(Data for review Opens)

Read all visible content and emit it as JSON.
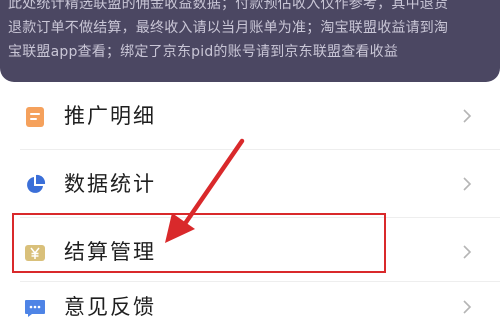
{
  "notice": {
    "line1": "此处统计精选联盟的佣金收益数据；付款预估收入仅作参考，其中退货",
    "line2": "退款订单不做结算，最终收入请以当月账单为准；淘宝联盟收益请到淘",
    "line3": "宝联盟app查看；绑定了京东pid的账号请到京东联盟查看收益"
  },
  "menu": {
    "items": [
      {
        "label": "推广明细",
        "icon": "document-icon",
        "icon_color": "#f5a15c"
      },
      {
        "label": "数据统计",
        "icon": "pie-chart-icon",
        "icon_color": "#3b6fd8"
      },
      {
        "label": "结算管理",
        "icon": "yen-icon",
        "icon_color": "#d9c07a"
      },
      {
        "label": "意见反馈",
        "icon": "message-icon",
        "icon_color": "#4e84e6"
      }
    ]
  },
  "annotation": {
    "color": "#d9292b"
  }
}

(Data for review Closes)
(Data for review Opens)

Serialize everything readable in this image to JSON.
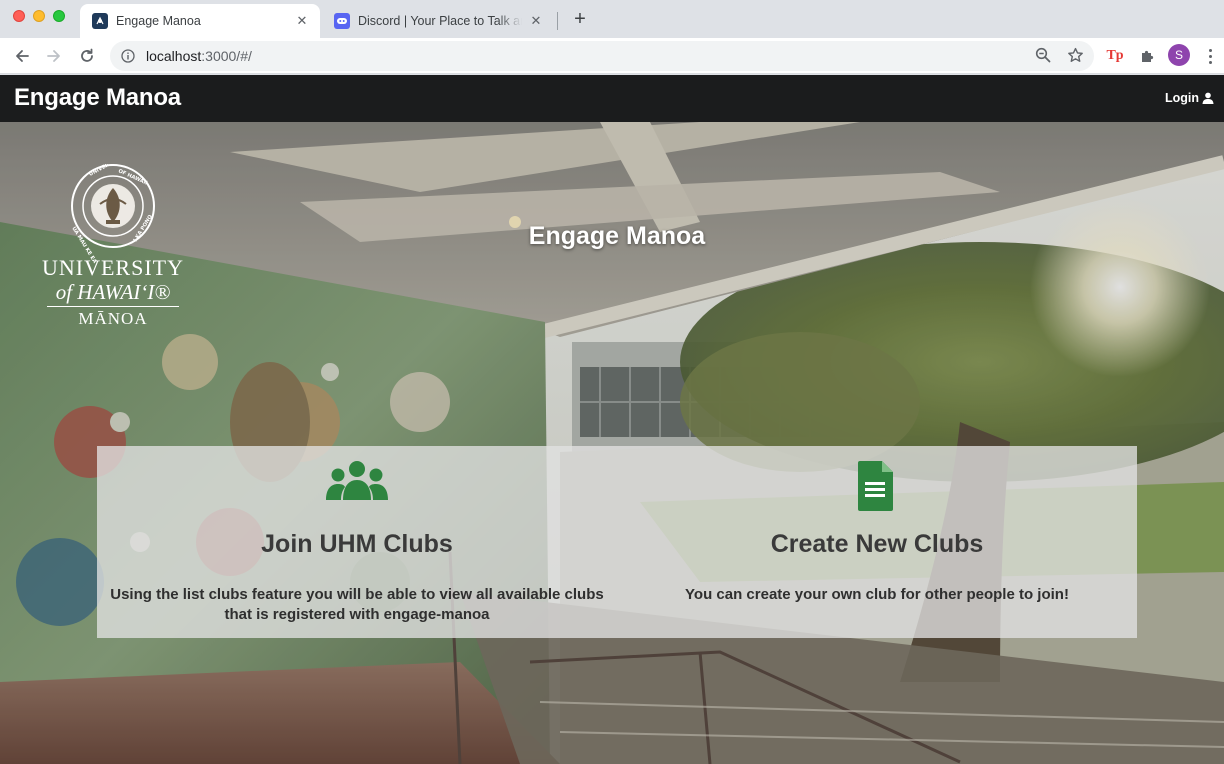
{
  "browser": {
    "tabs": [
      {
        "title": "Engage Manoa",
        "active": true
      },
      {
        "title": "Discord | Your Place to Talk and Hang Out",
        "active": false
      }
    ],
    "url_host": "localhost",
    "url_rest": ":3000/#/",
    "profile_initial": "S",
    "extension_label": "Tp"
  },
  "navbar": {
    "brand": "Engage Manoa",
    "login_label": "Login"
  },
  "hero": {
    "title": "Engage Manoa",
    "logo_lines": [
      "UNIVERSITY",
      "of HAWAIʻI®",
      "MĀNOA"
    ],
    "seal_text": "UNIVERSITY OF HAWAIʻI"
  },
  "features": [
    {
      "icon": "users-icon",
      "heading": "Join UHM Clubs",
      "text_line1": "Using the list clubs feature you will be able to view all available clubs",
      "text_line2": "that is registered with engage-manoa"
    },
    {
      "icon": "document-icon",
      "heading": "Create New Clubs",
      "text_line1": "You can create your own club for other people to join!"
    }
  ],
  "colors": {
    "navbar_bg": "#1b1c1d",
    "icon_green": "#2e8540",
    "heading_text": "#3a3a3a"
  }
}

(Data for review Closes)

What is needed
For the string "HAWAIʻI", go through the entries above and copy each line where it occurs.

Response area
      "of HAWAIʻI®",
    "seal_text": "UNIVERSITY OF HAWAIʻI"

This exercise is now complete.